That opening paragraph won’t get anyone’s attention, much less rally them to the cause of eliminating racism and intolerance. Had MnSCU’s chancellor and presidents talked about the specific things that’ve caused protests to erupt at the University of Missouri and Yale University, MnSCU might’ve gotten people’s attention with this letter.
Outlining what specific things professors and students should look for would’ve been a great first step in galvanizing support and putting students and faculty on alert. Since MnSCU didn’t talk about these things, the next logical question from students and faculty should be why they didn’t get specific. Another legitimate question might be to ask whether this letter is meant to provide legal cover to MnSCU or whether they’re truly committed to eliminating racism. At this point, it’s impossible to know.
The scarcity of specific information suggests, too, that MnSCU leadership isn’t serious. It isn’t a stretch to think that students, faculty and administrators would like to know if MnSCU had been alerted to specific incidents of racism and intolerance.
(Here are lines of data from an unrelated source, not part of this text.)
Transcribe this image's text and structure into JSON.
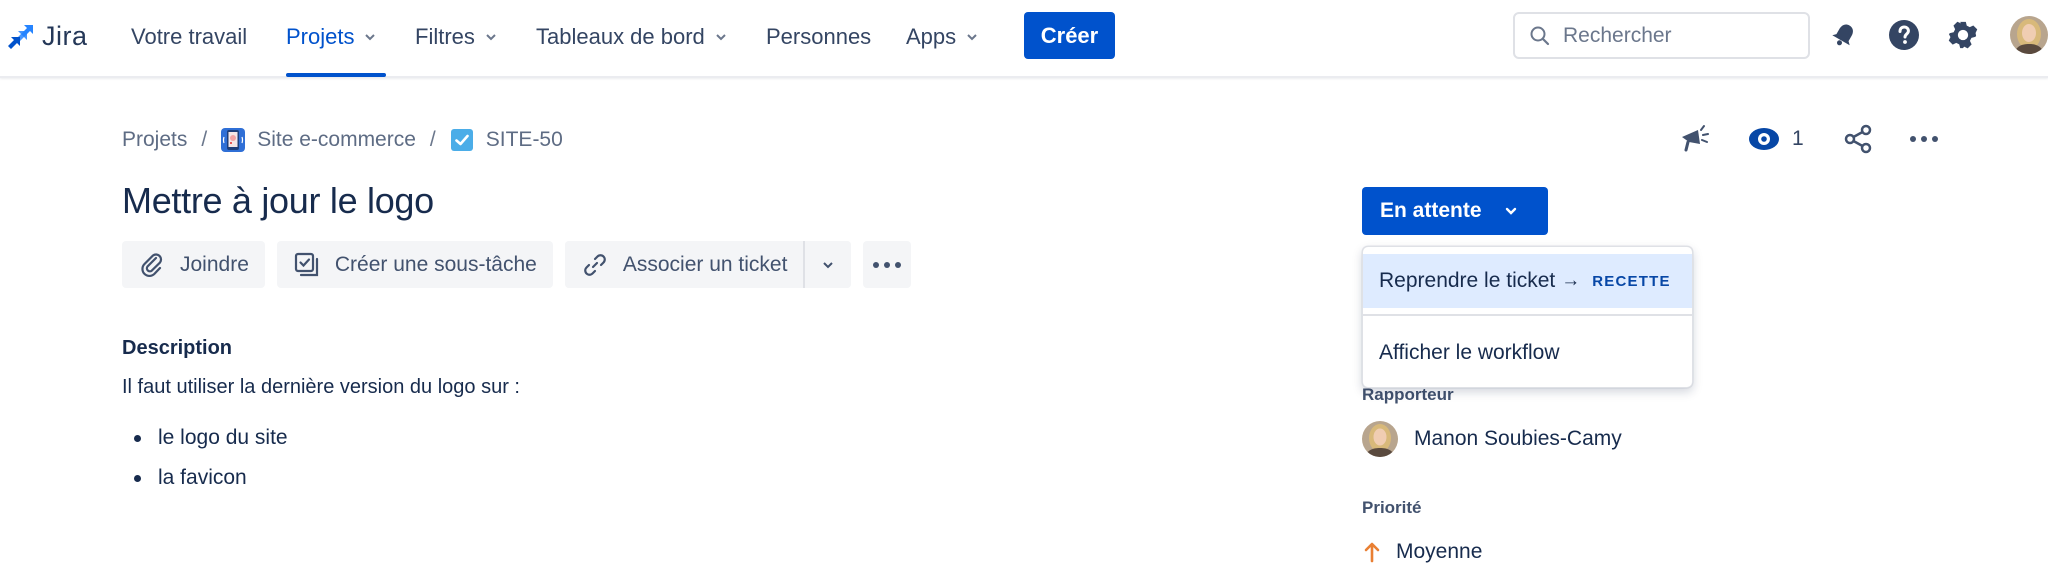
{
  "app": {
    "name": "Jira"
  },
  "nav": {
    "items": [
      {
        "label": "Votre travail",
        "has_dropdown": false,
        "active": false
      },
      {
        "label": "Projets",
        "has_dropdown": true,
        "active": true
      },
      {
        "label": "Filtres",
        "has_dropdown": true,
        "active": false
      },
      {
        "label": "Tableaux de bord",
        "has_dropdown": true,
        "active": false
      },
      {
        "label": "Personnes",
        "has_dropdown": false,
        "active": false
      },
      {
        "label": "Apps",
        "has_dropdown": true,
        "active": false
      }
    ],
    "create_label": "Créer",
    "search_placeholder": "Rechercher",
    "icons": [
      "notifications-icon",
      "help-icon",
      "settings-icon",
      "profile-avatar"
    ]
  },
  "breadcrumb": {
    "items": [
      {
        "label": "Projets",
        "icon": null
      },
      {
        "label": "Site e-commerce",
        "icon": "project-avatar-icon"
      },
      {
        "label": "SITE-50",
        "icon": "task-checkbox-icon"
      }
    ],
    "separator": "/"
  },
  "issue": {
    "title": "Mettre à jour le logo",
    "actions": {
      "attach": "Joindre",
      "subtask": "Créer une sous-tâche",
      "link": "Associer un ticket"
    },
    "description": {
      "heading": "Description",
      "text": "Il faut utiliser la dernière version du logo sur :",
      "list": [
        "le logo du site",
        "la favicon"
      ]
    }
  },
  "header_actions": {
    "watch_count": "1"
  },
  "status": {
    "current": "En attente",
    "menu": {
      "transition_label": "Reprendre le ticket",
      "transition_arrow": "→",
      "transition_target": "RECETTE",
      "workflow_label": "Afficher le workflow"
    }
  },
  "fields": {
    "reporter_label": "Rapporteur",
    "reporter_name": "Manon Soubies-Camy",
    "priority_label": "Priorité",
    "priority_value": "Moyenne"
  },
  "colors": {
    "brand": "#0052cc",
    "text": "#172b4d",
    "subtle_text": "#5e6c84",
    "button_bg": "#f4f5f7",
    "dropdown_highlight": "#deebff",
    "priority_medium": "#e97f33"
  }
}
Finally, the letter failed to address another key complaint rising out of these protests, which is universities’ attempts to stifle free speech. MnSCU should’ve cited what specific things they’re doing to make campuses inclusive without trampling students’ and faculty’s civil rights.